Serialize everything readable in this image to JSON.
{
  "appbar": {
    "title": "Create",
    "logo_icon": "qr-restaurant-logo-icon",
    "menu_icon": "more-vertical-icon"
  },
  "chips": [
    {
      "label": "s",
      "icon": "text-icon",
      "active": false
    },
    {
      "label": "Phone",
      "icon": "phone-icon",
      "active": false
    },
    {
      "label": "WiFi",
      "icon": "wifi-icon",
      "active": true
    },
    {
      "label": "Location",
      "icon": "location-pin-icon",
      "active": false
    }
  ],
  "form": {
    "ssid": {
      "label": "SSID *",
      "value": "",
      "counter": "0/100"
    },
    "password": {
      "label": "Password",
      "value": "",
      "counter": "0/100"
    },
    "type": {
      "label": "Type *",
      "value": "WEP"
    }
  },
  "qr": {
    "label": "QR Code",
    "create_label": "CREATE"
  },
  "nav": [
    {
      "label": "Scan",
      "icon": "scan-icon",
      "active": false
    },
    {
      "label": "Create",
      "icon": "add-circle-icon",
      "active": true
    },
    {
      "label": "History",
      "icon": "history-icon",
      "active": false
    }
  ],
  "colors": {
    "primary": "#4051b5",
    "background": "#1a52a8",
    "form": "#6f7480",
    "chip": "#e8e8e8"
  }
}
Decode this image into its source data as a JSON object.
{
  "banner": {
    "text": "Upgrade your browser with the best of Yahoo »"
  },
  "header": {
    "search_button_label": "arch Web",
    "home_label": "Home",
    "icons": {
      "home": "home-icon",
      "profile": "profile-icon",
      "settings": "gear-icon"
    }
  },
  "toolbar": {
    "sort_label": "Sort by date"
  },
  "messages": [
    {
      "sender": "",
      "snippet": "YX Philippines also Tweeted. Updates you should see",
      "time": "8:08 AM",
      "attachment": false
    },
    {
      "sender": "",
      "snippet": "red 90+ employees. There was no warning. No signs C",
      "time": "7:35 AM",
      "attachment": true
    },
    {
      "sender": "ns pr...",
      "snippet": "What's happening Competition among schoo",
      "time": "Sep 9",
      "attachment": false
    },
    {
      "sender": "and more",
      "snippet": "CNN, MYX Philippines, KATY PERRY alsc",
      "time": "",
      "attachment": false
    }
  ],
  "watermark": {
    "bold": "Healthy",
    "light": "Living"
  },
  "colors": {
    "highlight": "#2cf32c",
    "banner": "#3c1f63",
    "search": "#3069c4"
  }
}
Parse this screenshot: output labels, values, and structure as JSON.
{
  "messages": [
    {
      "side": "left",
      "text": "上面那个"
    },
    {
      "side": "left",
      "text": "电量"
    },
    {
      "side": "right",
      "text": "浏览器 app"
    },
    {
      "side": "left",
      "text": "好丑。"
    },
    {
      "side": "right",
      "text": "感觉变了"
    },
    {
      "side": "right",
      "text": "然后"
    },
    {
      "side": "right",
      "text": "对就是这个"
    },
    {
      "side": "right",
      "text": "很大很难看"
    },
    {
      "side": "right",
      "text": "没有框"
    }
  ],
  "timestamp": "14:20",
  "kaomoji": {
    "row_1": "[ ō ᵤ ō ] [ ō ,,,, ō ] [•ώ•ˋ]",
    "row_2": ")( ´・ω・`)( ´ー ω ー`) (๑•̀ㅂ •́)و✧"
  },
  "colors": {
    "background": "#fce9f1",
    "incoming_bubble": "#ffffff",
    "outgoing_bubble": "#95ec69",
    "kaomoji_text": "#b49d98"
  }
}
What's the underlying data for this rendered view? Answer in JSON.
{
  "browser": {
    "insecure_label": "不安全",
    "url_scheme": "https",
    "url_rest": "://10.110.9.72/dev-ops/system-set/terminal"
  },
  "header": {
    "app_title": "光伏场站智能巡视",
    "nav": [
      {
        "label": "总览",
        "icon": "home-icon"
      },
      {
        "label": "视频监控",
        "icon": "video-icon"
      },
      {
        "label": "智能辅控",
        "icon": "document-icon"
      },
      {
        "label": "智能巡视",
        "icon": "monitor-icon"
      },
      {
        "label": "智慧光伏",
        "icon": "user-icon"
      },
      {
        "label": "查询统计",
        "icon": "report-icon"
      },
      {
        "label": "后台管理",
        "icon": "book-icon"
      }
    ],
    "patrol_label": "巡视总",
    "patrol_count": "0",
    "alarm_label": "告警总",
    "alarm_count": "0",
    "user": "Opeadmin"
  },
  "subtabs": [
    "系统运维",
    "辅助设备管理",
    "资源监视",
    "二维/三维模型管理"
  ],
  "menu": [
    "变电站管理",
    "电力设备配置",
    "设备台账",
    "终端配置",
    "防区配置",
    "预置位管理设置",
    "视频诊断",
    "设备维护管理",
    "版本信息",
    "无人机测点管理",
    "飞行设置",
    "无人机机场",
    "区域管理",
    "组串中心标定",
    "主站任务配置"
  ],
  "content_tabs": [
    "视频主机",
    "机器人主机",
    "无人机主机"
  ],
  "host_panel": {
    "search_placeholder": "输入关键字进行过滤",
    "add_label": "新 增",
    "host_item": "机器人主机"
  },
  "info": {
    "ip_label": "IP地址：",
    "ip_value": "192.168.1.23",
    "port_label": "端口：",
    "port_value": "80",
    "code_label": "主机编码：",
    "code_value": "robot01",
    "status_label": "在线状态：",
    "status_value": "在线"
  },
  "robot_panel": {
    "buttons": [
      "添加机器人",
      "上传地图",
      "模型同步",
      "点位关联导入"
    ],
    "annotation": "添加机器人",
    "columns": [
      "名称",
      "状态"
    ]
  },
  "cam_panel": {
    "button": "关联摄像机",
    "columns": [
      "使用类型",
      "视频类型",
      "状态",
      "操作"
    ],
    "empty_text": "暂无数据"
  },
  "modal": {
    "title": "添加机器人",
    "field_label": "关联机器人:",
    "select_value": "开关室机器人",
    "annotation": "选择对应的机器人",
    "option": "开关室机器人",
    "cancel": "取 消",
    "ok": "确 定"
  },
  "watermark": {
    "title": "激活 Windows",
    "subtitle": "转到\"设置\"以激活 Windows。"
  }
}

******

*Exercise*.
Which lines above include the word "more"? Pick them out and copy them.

*Answer box*.
    "menu_icon": "more-vertical-icon"
      "sender": "and more",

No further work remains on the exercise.